* INSTRUCTIONS FOR THE TASK: Among the entries below, find the lines with the word "meters" and copy them.

* EXTRACTED ENTRIES:
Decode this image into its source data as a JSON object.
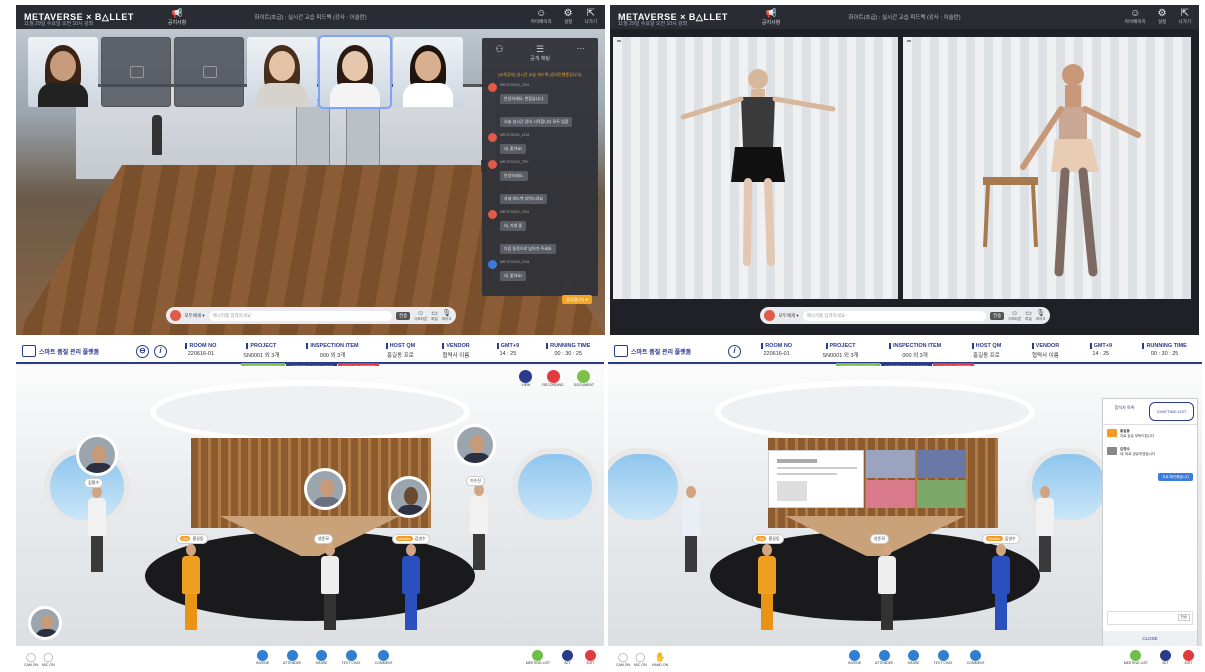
{
  "q1": {
    "brand": "METAVERSE × B△LLET",
    "brand_sub": "11월 29일 수요일 오전 10시 강좌",
    "notice_label": "공지사항",
    "cam_title": "화이트(초급) : 실시간 교습 피드백 (강사 : 이슬란)",
    "top_icons": [
      {
        "name": "face-icon",
        "label": "마이페이지"
      },
      {
        "name": "gear-icon",
        "label": "설정"
      },
      {
        "name": "exit-icon",
        "label": "나가기"
      }
    ],
    "thumbnails": [
      "",
      "",
      "",
      "",
      "",
      ""
    ],
    "chat": {
      "tab1": "",
      "tab2": "공개 채팅",
      "notice": "[교육공지] 실시간 교습 피드백 (강의진행중입니다)",
      "messages": [
        {
          "name": "MR.STUDIO_CSH",
          "text": "안녕하세요, 반갑습니다."
        },
        {
          "name": "",
          "text": "오늘 실시간 강의 시작합니다 모두 입장"
        },
        {
          "name": "MR.STUDIO_1234",
          "text": "네, 좋아요!"
        },
        {
          "name": "MR.STUDIO_TRY",
          "text": "안녕하세요."
        },
        {
          "name": "",
          "text": "자세 피드백 부탁드려요"
        },
        {
          "name": "MR.STUDIO_CSH",
          "text": "네, 기대 중"
        },
        {
          "name": "",
          "text": "다음 동작으로 넘어가 주세요"
        },
        {
          "name": "MR.STUDIO_1234",
          "text": "네, 좋아요!"
        }
      ],
      "mine": "감사합니다 ♥"
    },
    "input": {
      "select": "모두에게",
      "placeholder": "메시지를 입력하세요",
      "send": "전송",
      "icons": [
        "이모티콘",
        "파일",
        "마이크"
      ]
    }
  },
  "q2": {
    "brand": "METAVERSE × B△LLET",
    "brand_sub": "11월 29일 수요일 오전 10시 강좌",
    "notice_label": "공지사항",
    "cam_title": "화이트(초급) : 실시간 교습 피드백 (강사 : 이슬란)",
    "top_icons": [
      {
        "name": "face-icon",
        "label": "마이페이지"
      },
      {
        "name": "gear-icon",
        "label": "설정"
      },
      {
        "name": "exit-icon",
        "label": "나가기"
      }
    ],
    "input": {
      "select": "모두에게",
      "placeholder": "메시지를 입력하세요",
      "send": "전송",
      "icons": [
        "이모티콘",
        "파일",
        "마이크"
      ]
    }
  },
  "meeting": {
    "logo_text": "스마트 품질 관리 플랫폼",
    "columns": [
      {
        "h": "ROOM NO",
        "v": "220616-01"
      },
      {
        "h": "PROJECT",
        "v": "SN0001 외 3개"
      },
      {
        "h": "INSPECTION ITEM",
        "v": "000 외 3개"
      },
      {
        "h": "HOST QM",
        "v": "홍길동 프로"
      },
      {
        "h": "VENDOR",
        "v": "협력사 이름"
      },
      {
        "h": "GMT+9",
        "v": "14 : 25"
      },
      {
        "h": "RUNNING TIME",
        "v": "00 : 30 : 25"
      }
    ],
    "pills": [
      {
        "label": "INSPECTION RESULT",
        "color": "#7cc04b"
      },
      {
        "label": "INSPECTION DOCUMENT",
        "color": "#2a3a8c"
      },
      {
        "label": "SUMMARY REPORT",
        "color": "#e23b3b"
      }
    ],
    "tr_buttons": [
      {
        "label": "VIEW",
        "color": "#2a3a8c"
      },
      {
        "label": "RECORDING",
        "color": "#e23b3b"
      },
      {
        "label": "DOCUMENT",
        "color": "#7cc04b"
      }
    ],
    "avatar_tags": [
      "홍길동",
      "양준모",
      "김영수",
      "김철수",
      "이수진",
      "박지훈"
    ],
    "bottom_left": [
      "CAM ON",
      "MIC ON"
    ],
    "bottom_center": [
      "INVENE",
      "ATTENDEE",
      "SHARE",
      "TEXT CHAT",
      "COMMENT"
    ],
    "bottom_right": [
      "MEETING LIST",
      "SET",
      "EXIT"
    ]
  },
  "meeting2": {
    "logo_text": "스마트 품질 관리 플랫폼",
    "columns": [
      {
        "h": "ROOM NO",
        "v": "220616-01"
      },
      {
        "h": "PROJECT",
        "v": "SN0001 외 3개"
      },
      {
        "h": "INSPECTION ITEM",
        "v": "000 외 3개"
      },
      {
        "h": "HOST QM",
        "v": "홍길동 프로"
      },
      {
        "h": "VENDOR",
        "v": "협력사 이름"
      },
      {
        "h": "GMT+9",
        "v": "14 : 25"
      },
      {
        "h": "RUNNING TIME",
        "v": "00 : 30 : 25"
      }
    ],
    "pills": [
      {
        "label": "INSPECTION RESULT",
        "color": "#7cc04b"
      },
      {
        "label": "INSPECTION DOCUMENT",
        "color": "#2a3a8c"
      },
      {
        "label": "SUMMARY REPORT",
        "color": "#e23b3b"
      }
    ],
    "panel": {
      "tab1": "참석자 목록",
      "tab2": "CHATTING LIST",
      "msgs": [
        {
          "n": "홍길동",
          "t": "자료 공유 부탁드립니다"
        },
        {
          "n": "김영수",
          "t": "네, 바로 공유하겠습니다"
        }
      ],
      "mine": "자료 확인했습니다",
      "send": "전송",
      "close": "CLOSE"
    },
    "bottom_left": [
      "CAM ON",
      "MIC ON",
      "HAND ON"
    ],
    "bottom_center": [
      "INVENE",
      "ATTENDEE",
      "SHARE",
      "TEXT CHAT",
      "COMMENT"
    ],
    "bottom_right": [
      "MEETING LIST",
      "SET",
      "EXIT"
    ]
  }
}
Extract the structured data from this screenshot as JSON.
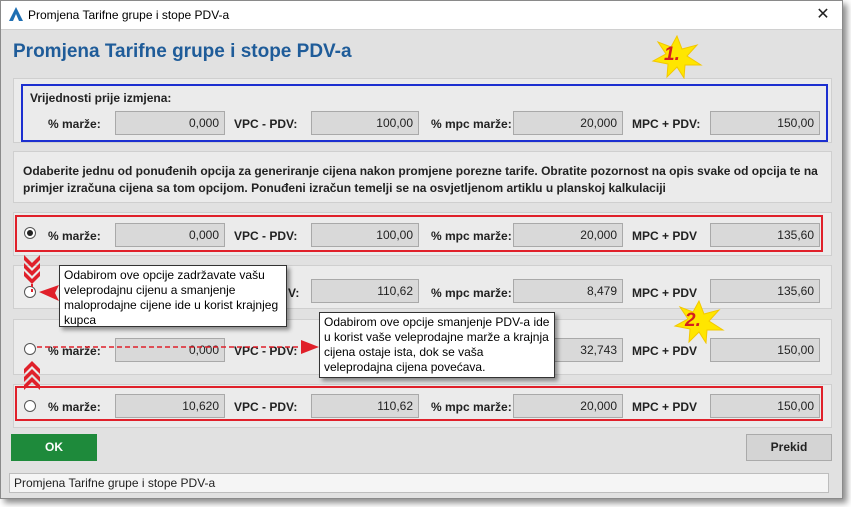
{
  "window": {
    "title": "Promjena Tarifne grupe i stope PDV-a",
    "close_symbol": "✕"
  },
  "heading": "Promjena Tarifne grupe i stope PDV-a",
  "before": {
    "section_label": "Vrijednosti prije izmjena:",
    "marza_label": "% marže:",
    "marza": "0,000",
    "vpc_label": "VPC - PDV:",
    "vpc": "100,00",
    "mpc_marza_label": "% mpc marže:",
    "mpc_marza": "20,000",
    "mpc_label": "MPC + PDV:",
    "mpc": "150,00"
  },
  "description": "Odaberite jednu od ponuđenih opcija za generiranje cijena nakon promjene porezne tarife. Obratite pozornost na opis svake od opcija te na primjer izračuna cijena sa tom opcijom. Ponuđeni izračun temelji se na osvjetljenom artiklu u planskoj kalkulaciji",
  "options": [
    {
      "selected": true,
      "marza_label": "% marže:",
      "marza": "0,000",
      "vpc_label": "VPC - PDV:",
      "vpc": "100,00",
      "mpc_marza_label": "% mpc marže:",
      "mpc_marza": "20,000",
      "mpc_label": "MPC + PDV",
      "mpc": "135,60"
    },
    {
      "selected": false,
      "vpc_label_tail": "V:",
      "vpc": "110,62",
      "mpc_marza_label": "% mpc marže:",
      "mpc_marza": "8,479",
      "mpc_label": "MPC + PDV",
      "mpc": "135,60"
    },
    {
      "selected": false,
      "marza_label": "% marže:",
      "marza": "0,000",
      "vpc_label": "VPC - PDV:",
      "mpc_marza": "32,743",
      "mpc_label": "MPC + PDV",
      "mpc": "150,00"
    },
    {
      "selected": false,
      "marza_label": "% marže:",
      "marza": "10,620",
      "vpc_label": "VPC - PDV:",
      "vpc": "110,62",
      "mpc_marza_label": "% mpc marže:",
      "mpc_marza": "20,000",
      "mpc_label": "MPC + PDV",
      "mpc": "150,00"
    }
  ],
  "callouts": {
    "first": "Odabirom ove opcije zadržavate vašu veleprodajnu cijenu a smanjenje maloprodajne cijene ide u korist krajnjeg kupca",
    "second": "Odabirom ove opcije smanjenje PDV-a ide u korist vaše veleprodajne marže a krajnja cijena ostaje ista, dok se vaša veleprodajna cijena povećava."
  },
  "badges": {
    "one": "1.",
    "two": "2."
  },
  "buttons": {
    "ok": "OK",
    "cancel": "Prekid"
  },
  "status": "Promjena Tarifne grupe i stope PDV-a",
  "colors": {
    "heading": "#1f5c99",
    "highlight_red": "#e0202a",
    "highlight_blue": "#1c2fd0",
    "ok_green": "#1e8a3b",
    "badge_yellow": "#ffe600"
  }
}
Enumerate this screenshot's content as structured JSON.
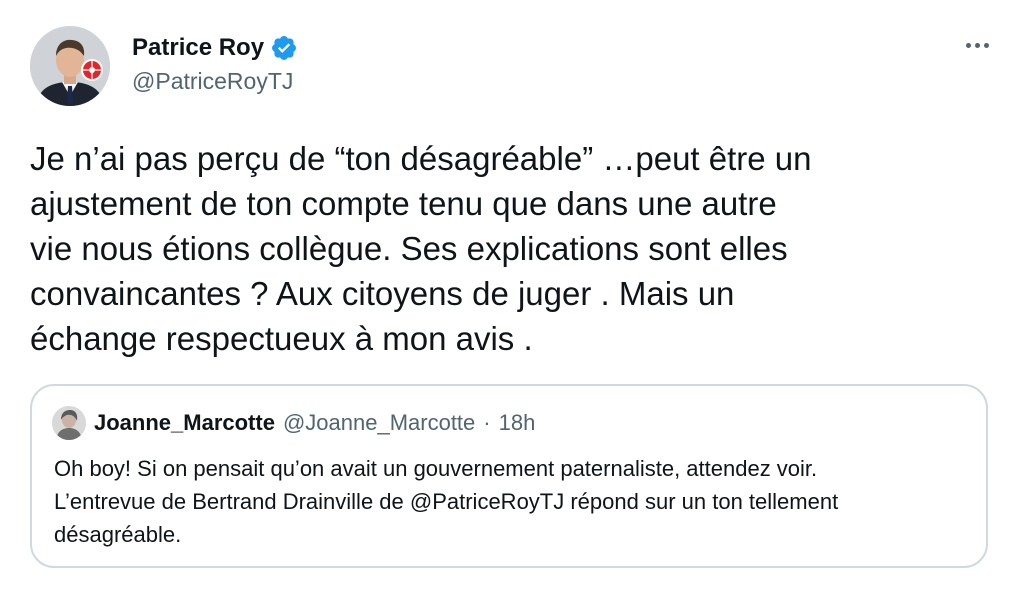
{
  "tweet": {
    "author": {
      "name": "Patrice Roy",
      "handle": "@PatriceRoyTJ",
      "verified": true
    },
    "text": "Je n’ai pas perçu de “ton désagréable” …peut être un\najustement de ton compte tenu que dans une autre\nvie nous étions collègue. Ses explications sont elles\nconvaincantes ? Aux citoyens de juger . Mais un\néchange respectueux à mon avis .",
    "quoted": {
      "name": "Joanne_Marcotte",
      "handle": "@Joanne_Marcotte",
      "separator": "·",
      "time": "18h",
      "text": "Oh boy! Si on pensait qu’on avait un gouvernement paternaliste, attendez voir.\nL’entrevue de Bertrand Drainville de @PatriceRoyTJ répond sur un ton tellement\ndésagréable."
    }
  },
  "icons": {
    "verified": "verified-badge-icon",
    "more": "more-options-icon",
    "logo": "cbc-radio-canada-logo"
  },
  "colors": {
    "verified_blue": "#1d9bf0",
    "text": "#0f1419",
    "secondary": "#536471",
    "border": "#cfd9de",
    "logo_red": "#e0262c"
  }
}
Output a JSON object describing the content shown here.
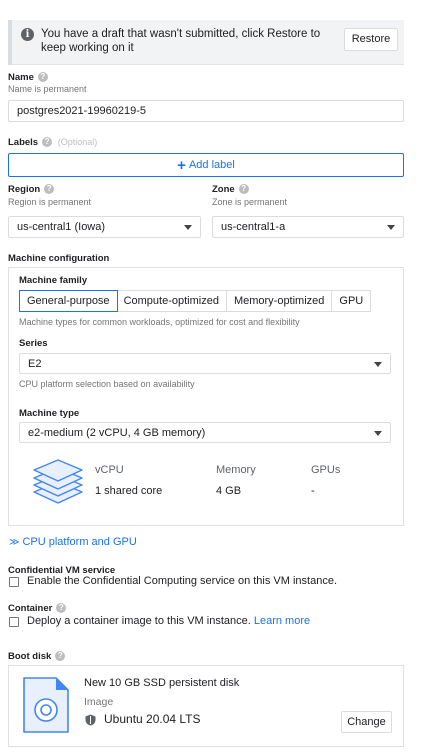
{
  "draft": {
    "message": "You have a draft that wasn't submitted, click Restore to keep working on it",
    "restore_label": "Restore",
    "icon": "info-icon"
  },
  "name": {
    "label": "Name",
    "hint": "Name is permanent",
    "value": "postgres2021-19960219-5"
  },
  "labels": {
    "label": "Labels",
    "optional": "(Optional)",
    "add_label": "Add label"
  },
  "region": {
    "label": "Region",
    "hint": "Region is permanent",
    "value": "us-central1 (Iowa)"
  },
  "zone": {
    "label": "Zone",
    "hint": "Zone is permanent",
    "value": "us-central1-a"
  },
  "machine": {
    "section_label": "Machine configuration",
    "family_label": "Machine family",
    "tabs": [
      "General-purpose",
      "Compute-optimized",
      "Memory-optimized",
      "GPU"
    ],
    "active_tab": "General-purpose",
    "family_desc": "Machine types for common workloads, optimized for cost and flexibility",
    "series_label": "Series",
    "series_value": "E2",
    "series_desc": "CPU platform selection based on availability",
    "type_label": "Machine type",
    "type_value": "e2-medium (2 vCPU, 4 GB memory)",
    "specs": {
      "headers": [
        "vCPU",
        "Memory",
        "GPUs"
      ],
      "values": [
        "1 shared core",
        "4 GB",
        "-"
      ]
    }
  },
  "cpu_platform_link": "CPU platform and GPU",
  "confidential": {
    "label": "Confidential VM service",
    "checkbox_text": "Enable the Confidential Computing service on this VM instance.",
    "checked": false
  },
  "container": {
    "label": "Container",
    "checkbox_text": "Deploy a container image to this VM instance.",
    "learn_more": "Learn more",
    "checked": false
  },
  "boot_disk": {
    "label": "Boot disk",
    "title": "New 10 GB SSD persistent disk",
    "image_label": "Image",
    "image_value": "Ubuntu 20.04 LTS",
    "change_label": "Change"
  },
  "colors": {
    "accent": "#1a73e8",
    "stack_fill": "#e8f0fe",
    "stack_stroke": "#4285f4"
  }
}
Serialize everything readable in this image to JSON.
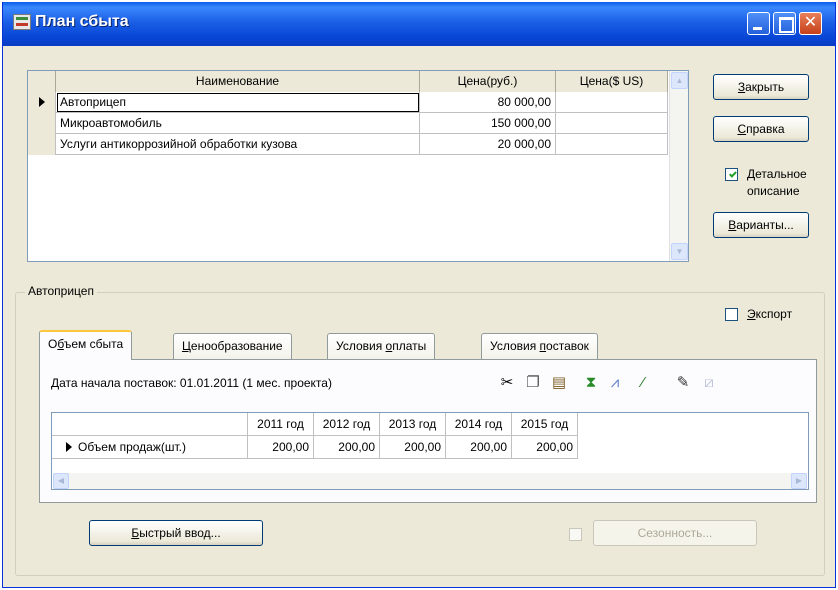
{
  "window": {
    "title": "План сбыта"
  },
  "products_table": {
    "headers": [
      "Наименование",
      "Цена(руб.)",
      "Цена($ US)"
    ],
    "rows": [
      {
        "name": "Автоприцеп",
        "price_rub": "80 000,00",
        "price_usd": ""
      },
      {
        "name": "Микроавтомобиль",
        "price_rub": "150 000,00",
        "price_usd": ""
      },
      {
        "name": "Услуги антикоррозийной обработки кузова",
        "price_rub": "20 000,00",
        "price_usd": ""
      }
    ]
  },
  "buttons": {
    "close": {
      "pre": "",
      "u": "З",
      "post": "акрыть"
    },
    "help": {
      "pre": "",
      "u": "С",
      "post": "правка"
    },
    "variants": {
      "pre": "",
      "u": "В",
      "post": "арианты..."
    },
    "quick_input": {
      "pre": "",
      "u": "Б",
      "post": "ыстрый ввод..."
    },
    "seasonality": "Сезонность..."
  },
  "detail_option": {
    "checked": true,
    "line1_pre": "",
    "line1_u": "Д",
    "line1_post": "етальное",
    "line2": "описание"
  },
  "export_option": {
    "checked": false,
    "pre": "",
    "u": "Э",
    "post": "кспорт"
  },
  "group": {
    "title": "Автоприцеп"
  },
  "tabs": [
    {
      "pre": "О",
      "u": "б",
      "post": "ъем сбыта"
    },
    {
      "pre": "",
      "u": "Ц",
      "post": "енообразование"
    },
    {
      "pre": "Условия ",
      "u": "о",
      "post": "платы"
    },
    {
      "pre": "Условия ",
      "u": "п",
      "post": "оставок"
    }
  ],
  "delivery_start": "Дата начала поставок:  01.01.2011 (1 мес. проекта)",
  "volume_table": {
    "years": [
      "2011 год",
      "2012 год",
      "2013 год",
      "2014 год",
      "2015 год"
    ],
    "row_label": "Объем продаж(шт.)",
    "values": [
      "200,00",
      "200,00",
      "200,00",
      "200,00",
      "200,00"
    ]
  },
  "toolbar_icons": [
    "scissors-icon",
    "copy-icon",
    "paste-icon",
    "hourglass-icon",
    "chart-icon",
    "wand-icon",
    "pencil-icon",
    "disabled-chart-icon"
  ]
}
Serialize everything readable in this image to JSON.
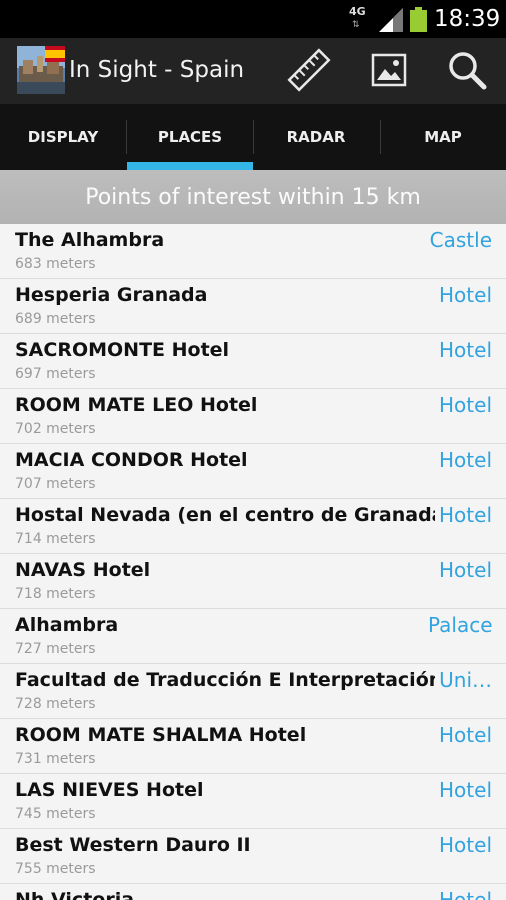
{
  "status_bar": {
    "network": "4G",
    "network_arrows": "⇅",
    "time": "18:39",
    "signal_icon": "signal-bars",
    "battery_icon": "battery"
  },
  "action_bar": {
    "title": "In Sight - Spain",
    "logo_icon": "app-logo-flag",
    "actions": [
      "ruler-icon",
      "image-icon",
      "search-icon"
    ]
  },
  "tabs": [
    {
      "label": "DISPLAY",
      "selected": false
    },
    {
      "label": "PLACES",
      "selected": true
    },
    {
      "label": "RADAR",
      "selected": false
    },
    {
      "label": "MAP",
      "selected": false
    }
  ],
  "section_header": "Points of interest within 15 km",
  "places": [
    {
      "name": "The Alhambra",
      "distance": "683 meters",
      "type": "Castle"
    },
    {
      "name": "Hesperia Granada",
      "distance": "689 meters",
      "type": "Hotel"
    },
    {
      "name": "SACROMONTE Hotel",
      "distance": "697 meters",
      "type": "Hotel"
    },
    {
      "name": "ROOM MATE LEO Hotel",
      "distance": "702 meters",
      "type": "Hotel"
    },
    {
      "name": "MACIA CONDOR Hotel",
      "distance": "707 meters",
      "type": "Hotel"
    },
    {
      "name": "Hostal Nevada (en el centro de Granada)",
      "distance": "714 meters",
      "type": "Hotel"
    },
    {
      "name": "NAVAS Hotel",
      "distance": "718 meters",
      "type": "Hotel"
    },
    {
      "name": "Alhambra",
      "distance": "727 meters",
      "type": "Palace"
    },
    {
      "name": "Facultad de Traducción E Interpretación",
      "distance": "728 meters",
      "type": "Uni…"
    },
    {
      "name": "ROOM MATE SHALMA Hotel",
      "distance": "731 meters",
      "type": "Hotel"
    },
    {
      "name": "LAS NIEVES Hotel",
      "distance": "745 meters",
      "type": "Hotel"
    },
    {
      "name": "Best Western Dauro II",
      "distance": "755 meters",
      "type": "Hotel"
    },
    {
      "name": "Nh Victoria",
      "distance": "",
      "type": "Hotel"
    }
  ],
  "colors": {
    "accent": "#33b5e5",
    "type_text": "#33a3e0",
    "action_bar": "#232323",
    "tab_bar": "#121212",
    "header_bg": "#b5b5b5"
  }
}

* ANSWER TO THE EXERCISE:
      "distance": "683 meters",
      "distance": "689 meters",
      "distance": "697 meters",
      "distance": "702 meters",
      "distance": "707 meters",
      "distance": "714 meters",
      "distance": "718 meters",
      "distance": "727 meters",
      "distance": "728 meters",
      "distance": "731 meters",
      "distance": "745 meters",
      "distance": "755 meters",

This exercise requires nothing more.